Barrington M. Salmon | 2/12/2014, 3 p.m.
Phyllis Muhammad's official and unofficial responsibilities at the World Bank gave her a bird's eye view of the steady and ...
The World Bank (Courtesy photo)

Bea Edwards, executive director and international director of the Government Accountability Project (GAP), concurs with Muhammad’s analysis, saying that Bank officials have to be shamed and punished financially before the Bank will change because over the last 30 years, officials have been incapable or unwilling to correct these egregious problems.

“We began looking at this issue in 2009 because a whistle-blower came to us with the claim that this person was about to lose a job because of discriminatory practices,” Edwards said. “We did a study in 2010, as well as surveys. We found that the worse racial discrimination was directed at African-Americans. Whenever we asked about them, people would automatically begin counting on their fingers. Yet there are more than 1,000 Americans in professional grade positions.”

According to a 2005 Staff Association's report, Muhammad said, in a span of five years, more than 450 victims of racial discrimination filed complaints with the office of the Bank's Senior Advisor for Racial Equality. Since then the Bank stopped disclosing the number of black complainants. The policy is: "if the evidence exposes a disgraceful culture, kill the evidence and let the culture live."

And Edwards notes that a 2009 GAP report documented what she regards as two disturbing phenomena: That a review of documents over the course of 12 years (1996-2009) reveals that a World Bank tribunal failed to find discrimination in any of the 21 racial discrimination cases filed by black staff.

“Given the fact that a series of studies have found systemic discrimination within the institution, and that the Bank's own data reveal racial differentials, this record at the tribunal is disturbing,” she said.

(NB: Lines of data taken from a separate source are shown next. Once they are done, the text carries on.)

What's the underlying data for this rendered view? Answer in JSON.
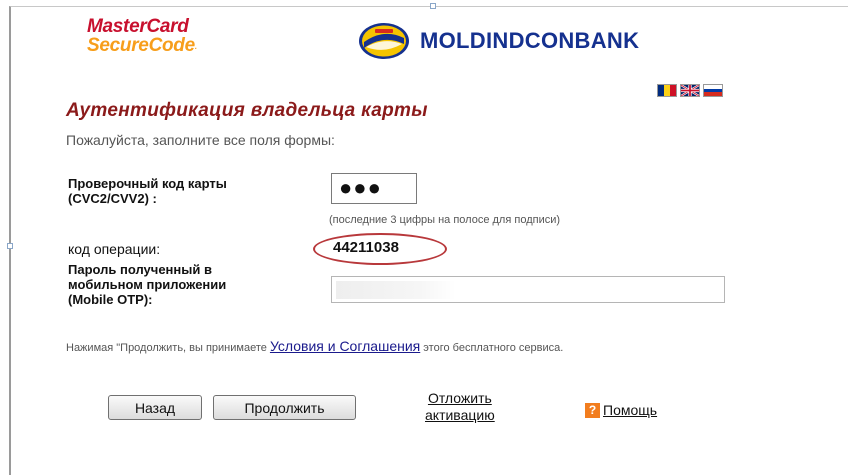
{
  "header": {
    "mastercard": {
      "line1": "MasterCard",
      "line2": "SecureCode",
      "tm": "."
    },
    "bank": {
      "name": "MOLDINDCONBANK",
      "emblem_icon": "bank-emblem-icon"
    }
  },
  "languages": [
    {
      "code": "ro",
      "icon": "romania-flag-icon"
    },
    {
      "code": "en",
      "icon": "uk-flag-icon"
    },
    {
      "code": "ru",
      "icon": "russia-flag-icon"
    }
  ],
  "form": {
    "title": "Аутентификация владельца карты",
    "subtitle": "Пожалуйста, заполните все поля формы:",
    "cvc_label_1": "Проверочный код карты",
    "cvc_label_2": "(CVC2/CVV2) :",
    "cvc_value": "●●●",
    "cvc_hint": "(последние 3 цифры на полосе для подписи)",
    "opcode_label": "код операции:",
    "opcode_value": "44211038",
    "otp_label_1": "Пароль полученный в",
    "otp_label_2": "мобильном приложении",
    "otp_label_3": "(Mobile OTP):",
    "otp_value": ""
  },
  "terms": {
    "prefix": "Нажимая \"Продолжить, вы принимаете ",
    "link": "Условия и Соглашения",
    "suffix": " этого бесплатного сервиса."
  },
  "actions": {
    "back": "Назад",
    "continue": "Продолжить",
    "defer_1": "Отложить",
    "defer_2": "активацию",
    "help_icon_glyph": "?",
    "help": "Помощь"
  },
  "colors": {
    "title": "#8b1a1a",
    "bank_blue": "#15318f",
    "mastercard_red": "#c8102e",
    "mastercard_orange": "#f79e1b",
    "annotation_ring": "#b8383b",
    "help_orange": "#f27d1e"
  }
}
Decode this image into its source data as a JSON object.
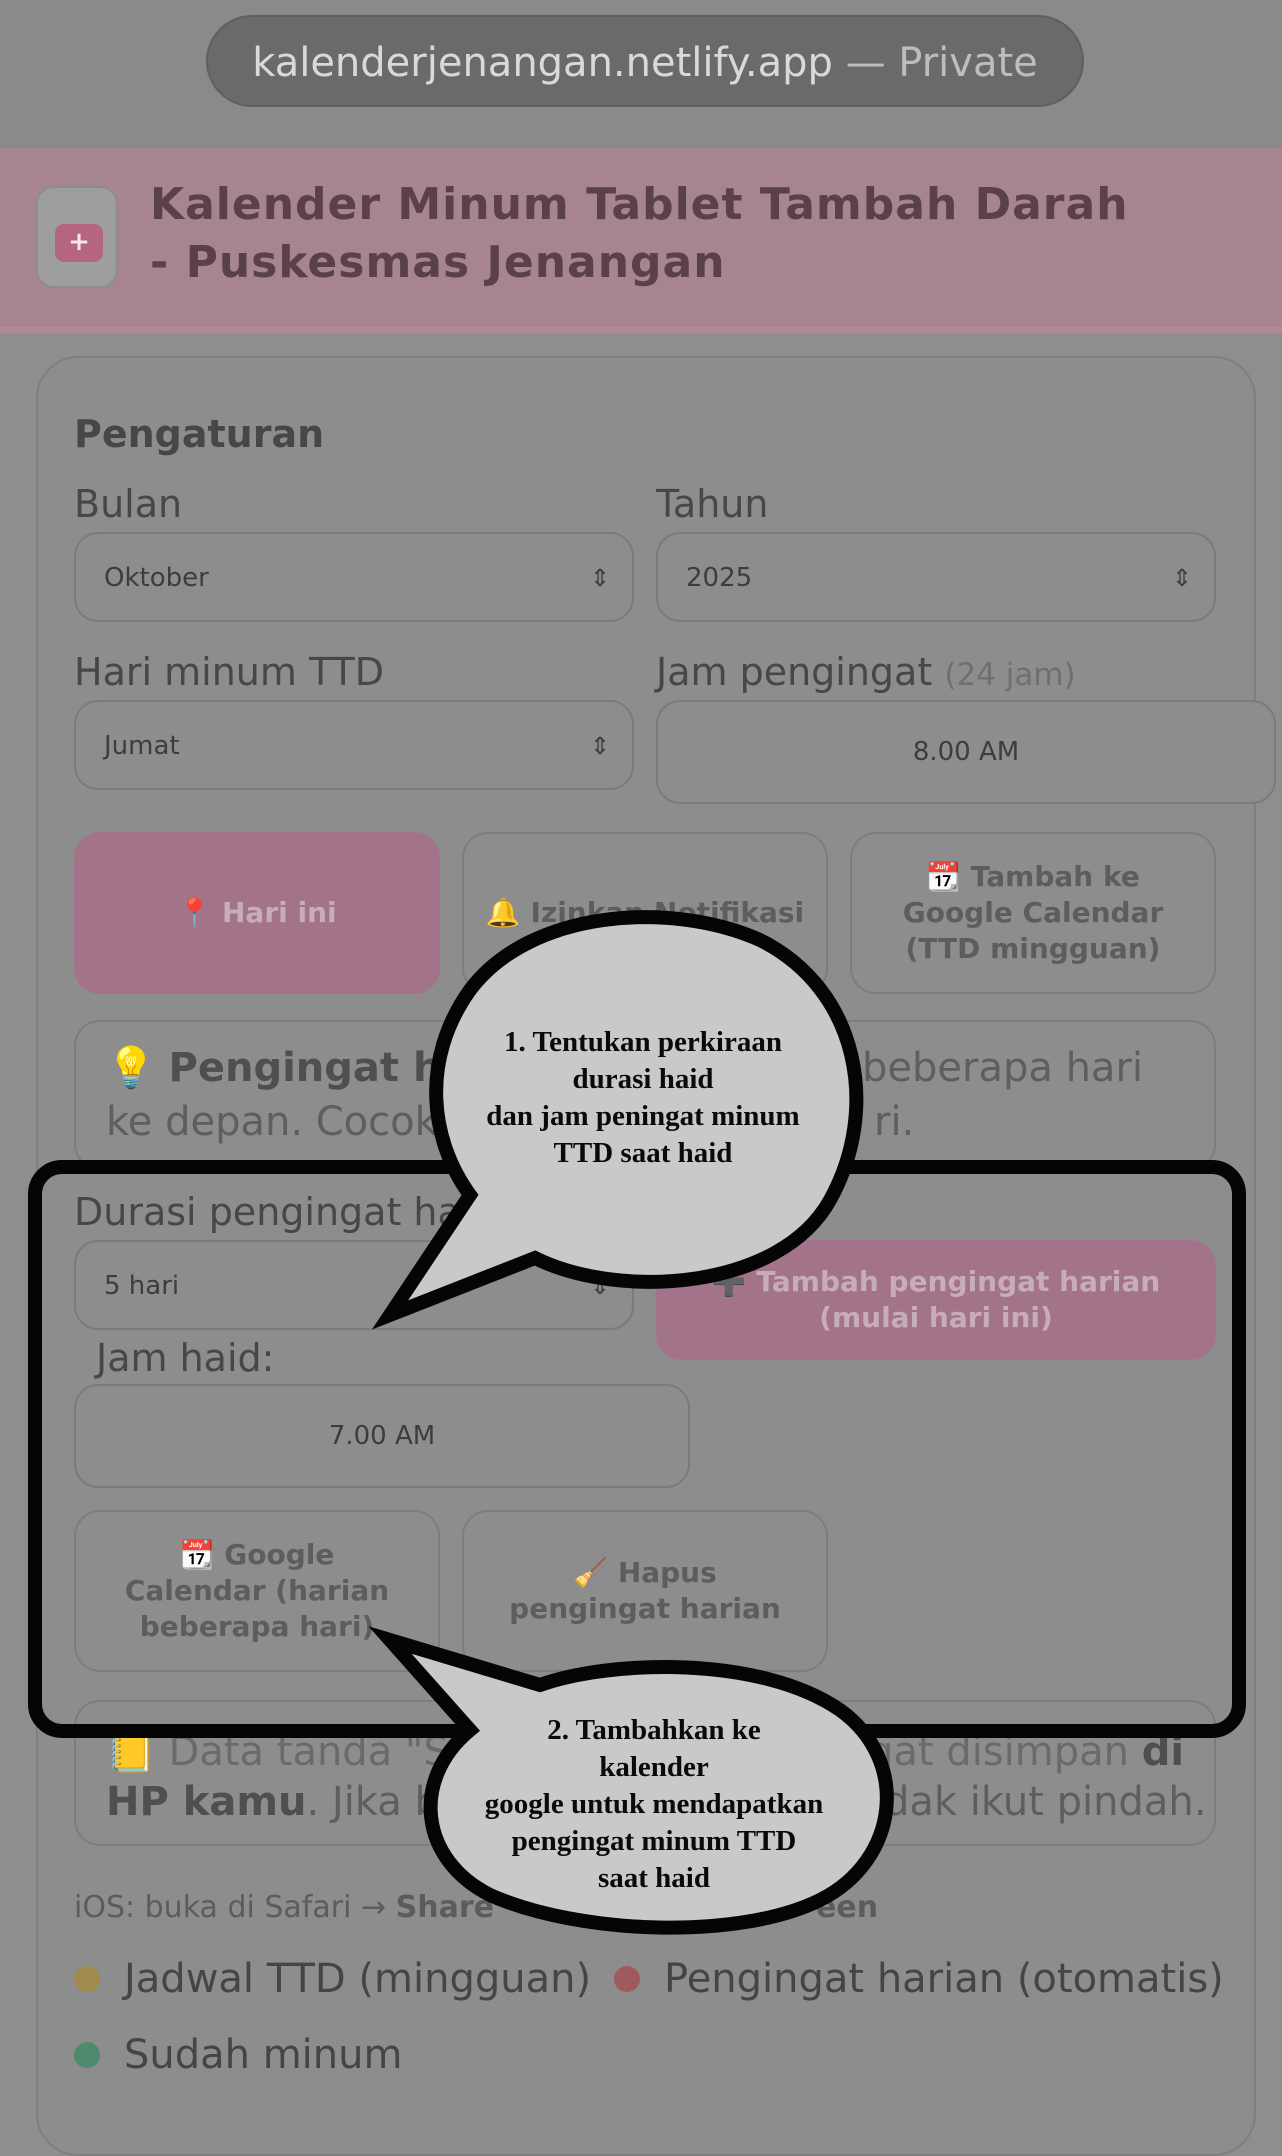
{
  "browser": {
    "url": "kalenderjenangan.netlify.app",
    "separator": " — ",
    "mode": "Private"
  },
  "header": {
    "icon": "calendar-plus-icon",
    "title": "Kalender Minum Tablet Tambah Darah - Puskesmas Jenangan"
  },
  "settings": {
    "title": "Pengaturan",
    "month": {
      "label": "Bulan",
      "value": "Oktober"
    },
    "year": {
      "label": "Tahun",
      "value": "2025"
    },
    "day": {
      "label": "Hari minum TTD",
      "value": "Jumat"
    },
    "reminder_time": {
      "label": "Jam pengingat",
      "hint": "(24 jam)",
      "value": "8.00 AM"
    }
  },
  "buttons": {
    "today": "📍 Hari ini",
    "notify": "🔔 Izinkan Notifikasi",
    "gcal_weekly": "📆 Tambah ke Google Calendar (TTD mingguan)"
  },
  "tip": {
    "icon": "💡",
    "bold": "Pengingat ha",
    "line1_right": "beberapa hari",
    "line2_left": "ke depan. Cocok",
    "line2_right": "ri."
  },
  "haid": {
    "duration_label": "Durasi pengingat ha",
    "duration_value": "5 hari",
    "add_daily_button": "➕ Tambah pengingat harian (mulai hari ini)",
    "time_label": "Jam haid:",
    "time_value": "7.00 AM",
    "gcal_daily_button": "📆 Google Calendar (harian beberapa hari)",
    "delete_button": "🧹 Hapus pengingat harian"
  },
  "note": {
    "icon": "📒",
    "line1_left": "Data tanda \"S",
    "line1_right": "gat disimpan",
    "line1_bold": "di",
    "line2_bold": "HP kamu",
    "line2_left": ". Jika b",
    "line2_right": "dak ikut pindah."
  },
  "ios": {
    "text": "iOS: buka di Safari → ",
    "bold_left": "Share",
    "bold_right": "een"
  },
  "legend": [
    {
      "label": "Jadwal TTD (mingguan)",
      "color": "#a08a4c"
    },
    {
      "label": "Pengingat harian (otomatis)",
      "color": "#a05a5e"
    },
    {
      "label": "Sudah minum",
      "color": "#4e8a6e"
    }
  ],
  "callouts": [
    {
      "text": "1. Tentukan perkiraan\ndurasi haid\ndan jam peningat minum\nTTD saat haid"
    },
    {
      "text": "2. Tambahkan ke\nkalender\ngoogle untuk mendapatkan\npengingat minum TTD\nsaat haid"
    }
  ]
}
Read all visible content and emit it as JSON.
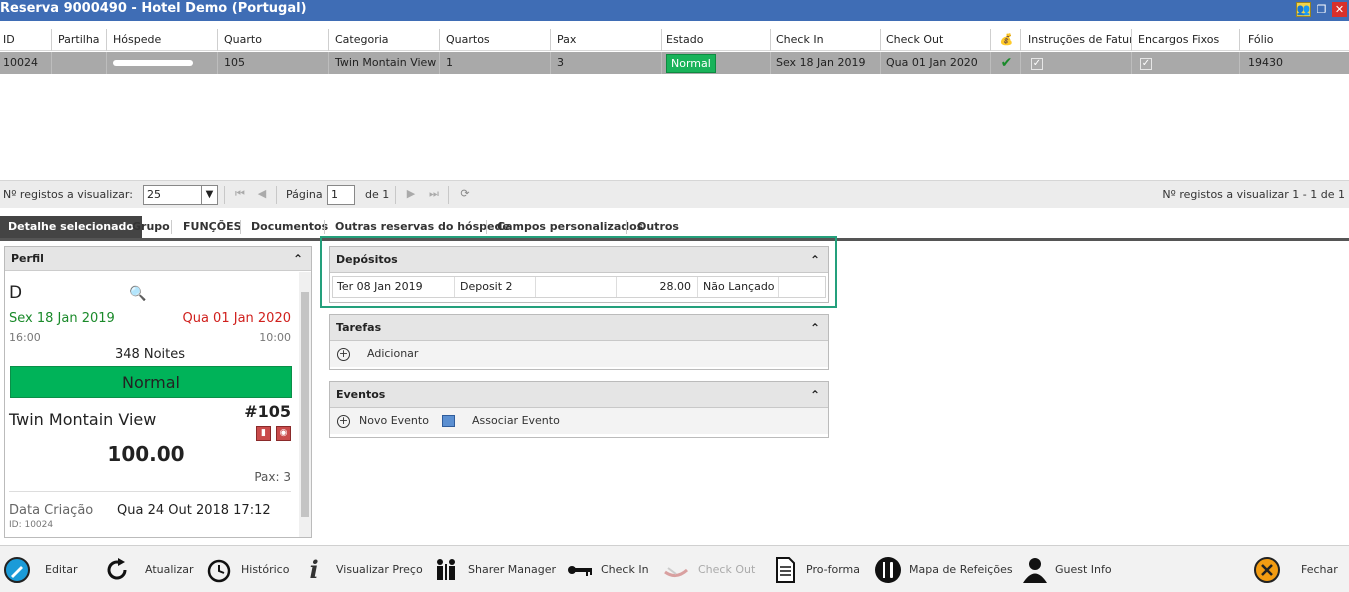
{
  "window": {
    "title": "Reserva 9000490 - Hotel Demo (Portugal)"
  },
  "grid": {
    "headers": [
      "ID",
      "Partilha",
      "Hóspede",
      "Quarto",
      "Categoria",
      "Quartos",
      "Pax",
      "Estado",
      "Check In",
      "Check Out",
      "",
      "Instruções de Faturação",
      "Encargos Fixos",
      "Fólio"
    ],
    "row": {
      "id": "10024",
      "partilha": "",
      "hospede": "",
      "quarto": "105",
      "categoria": "Twin Montain View",
      "quartos": "1",
      "pax": "3",
      "estado": "Normal",
      "check_in": "Sex 18 Jan 2019",
      "check_out": "Qua 01 Jan 2020",
      "folio": "19430"
    }
  },
  "pager": {
    "records_label": "Nº registos a visualizar:",
    "records_value": "25",
    "page_label": "Página",
    "page_value": "1",
    "of_label": "de 1",
    "summary": "Nº registos a visualizar 1 - 1 de 1"
  },
  "tabs": [
    {
      "label": "Detalhe selecionado",
      "active": true
    },
    {
      "label": "Grupo"
    },
    {
      "label": "FUNÇÕES"
    },
    {
      "label": "Documentos"
    },
    {
      "label": "Outras reservas do hóspede"
    },
    {
      "label": "Campos personalizados"
    },
    {
      "label": "Outros"
    }
  ],
  "profile": {
    "header": "Perfil",
    "check_in_date": "Sex 18 Jan 2019",
    "check_out_date": "Qua 01 Jan 2020",
    "check_in_time": "16:00",
    "check_out_time": "10:00",
    "nights": "348 Noites",
    "status": "Normal",
    "category": "Twin Montain View",
    "room": "#105",
    "price": "100.00",
    "pax": "Pax: 3",
    "created_label": "Data Criação",
    "created_value": "Qua 24 Out 2018 17:12",
    "id_label": "ID: 10024"
  },
  "depositos": {
    "header": "Depósitos",
    "row": {
      "date": "Ter 08 Jan 2019",
      "name": "Deposit 2",
      "blank": "",
      "amount": "28.00",
      "status": "Não Lançado"
    }
  },
  "tarefas": {
    "header": "Tarefas",
    "add": "Adicionar"
  },
  "eventos": {
    "header": "Eventos",
    "new": "Novo Evento",
    "associate": "Associar Evento"
  },
  "toolbar": {
    "editar": "Editar",
    "atualizar": "Atualizar",
    "historico": "Histórico",
    "preco": "Visualizar Preço",
    "sharer": "Sharer Manager",
    "checkin": "Check In",
    "checkout": "Check Out",
    "proforma": "Pro-forma",
    "refeicoes": "Mapa de Refeições",
    "guest": "Guest Info",
    "fechar": "Fechar"
  }
}
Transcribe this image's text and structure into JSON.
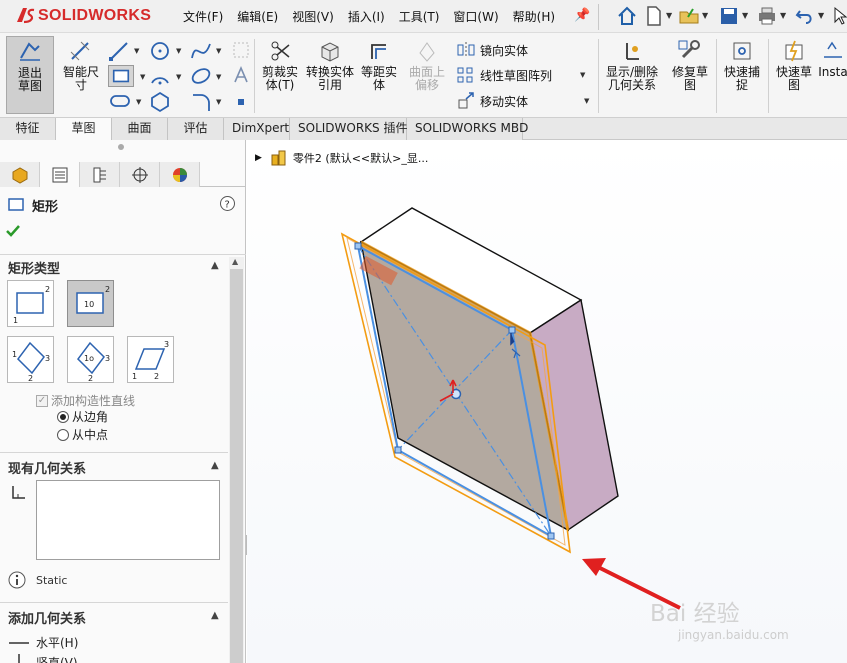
{
  "app": {
    "logo_text": "SOLIDWORKS",
    "logo_mark": "DS"
  },
  "menu": [
    "文件(F)",
    "编辑(E)",
    "视图(V)",
    "插入(I)",
    "工具(T)",
    "窗口(W)",
    "帮助(H)"
  ],
  "ribbon": {
    "exit_sketch": "退出草图",
    "smart_dim": "智能尺寸",
    "trim": "剪裁实体(T)",
    "convert": "转换实体引用",
    "offset": "等距实体",
    "surface_offset": "曲面上偏移",
    "mirror": "镜向实体",
    "linear_pattern": "线性草图阵列",
    "move": "移动实体",
    "show_relations": "显示/删除几何关系",
    "repair": "修复草图",
    "quick_snap": "快速捕捉",
    "rapid_sketch": "快速草图",
    "instant": "Insta"
  },
  "tabs": [
    "特征",
    "草图",
    "曲面",
    "评估",
    "DimXpert",
    "SOLIDWORKS 插件",
    "SOLIDWORKS MBD"
  ],
  "active_tab": "草图",
  "panel": {
    "title": "矩形",
    "rect_type": "矩形类型",
    "add_construction": "添加构造性直线",
    "from_corner": "从边角",
    "from_midpoint": "从中点",
    "existing_relations": "现有几何关系",
    "status": "Static",
    "add_relations": "添加几何关系",
    "horizontal": "水平(H)",
    "vertical": "竖直(V)"
  },
  "tree": {
    "label": "零件2 (默认<<默认>_显..."
  },
  "watermark": {
    "main": "Bai 经验",
    "sub": "jingyan.baidu.com"
  },
  "colors": {
    "accent": "#2e6db8",
    "orange": "#f39c12",
    "face": "#b3a9a0",
    "side": "#c4a9c2",
    "top": "#ffffff",
    "sketch_blue": "#4a90e2",
    "arrow_red": "#e02020"
  }
}
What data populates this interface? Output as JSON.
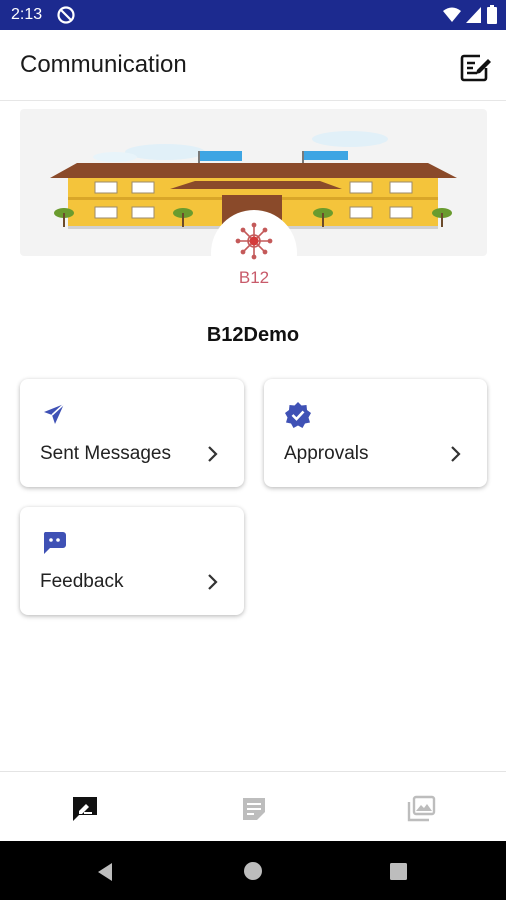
{
  "status_bar": {
    "time": "2:13"
  },
  "app_bar": {
    "title": "Communication"
  },
  "school": {
    "logo_text": "B12",
    "name": "B12Demo"
  },
  "menu": [
    {
      "label": "Sent Messages",
      "icon": "send-icon"
    },
    {
      "label": "Approvals",
      "icon": "verified-badge-icon"
    },
    {
      "label": "Feedback",
      "icon": "feedback-chat-icon"
    }
  ],
  "bottom_nav": [
    {
      "icon": "compose-message-icon",
      "active": true
    },
    {
      "icon": "notes-icon",
      "active": false
    },
    {
      "icon": "gallery-icon",
      "active": false
    }
  ],
  "colors": {
    "status_bar": "#1c2a8f",
    "accent": "#3f51b5",
    "text": "#222222",
    "inactive": "#bdbdbd"
  }
}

Parenthetically, she said, the tribunal dismissed all five additional cases it reviewed since 2009, maintaining its 100 percent rejection rate.

Also, the report noted, "Although the number of cases reviewed was not large enough to draw general conclusions, it appears that staff members of African heritage who allege discrimination are unlikely to receive vindication before the tribunal. In contrast, complainants of other races who allege racial discrimination or applicants claiming reverse discrimination have better prospects for compensation awards."

Edwards said she thinks there are contributing factors inside the institution that may affect factors that lead up to hiring. One excuse Bank officials offer, she said, is that the African Bank population is not as exposed to the type of education or career experience the Bank requires.

“The problem is not just recruitment,” Edwards said. “African-Americans face a disadvantage in retention and promotion. And they’re less likely to stay on for a career.”

“There is a lack of political will at senior levels.”

So disturbed is Edwards at what GAP reports and surveys revealed, she wrote in the publication Foreign Policy in Focus that “the pattern of discrimination at the World Bank and the lack of vindication for complainants at the tribunal translate into an environment of lawlessness and impunity where breathtakingly racist incidents can still occur.”

The case has attracted the attention of the Congressional Black Caucus, Reps. Eleanor Holmes Norton, Barbara Lee, the Rev. Jesse Jackson and the National Action Network. Nothing, so far, has pushed the Bank to reverse course.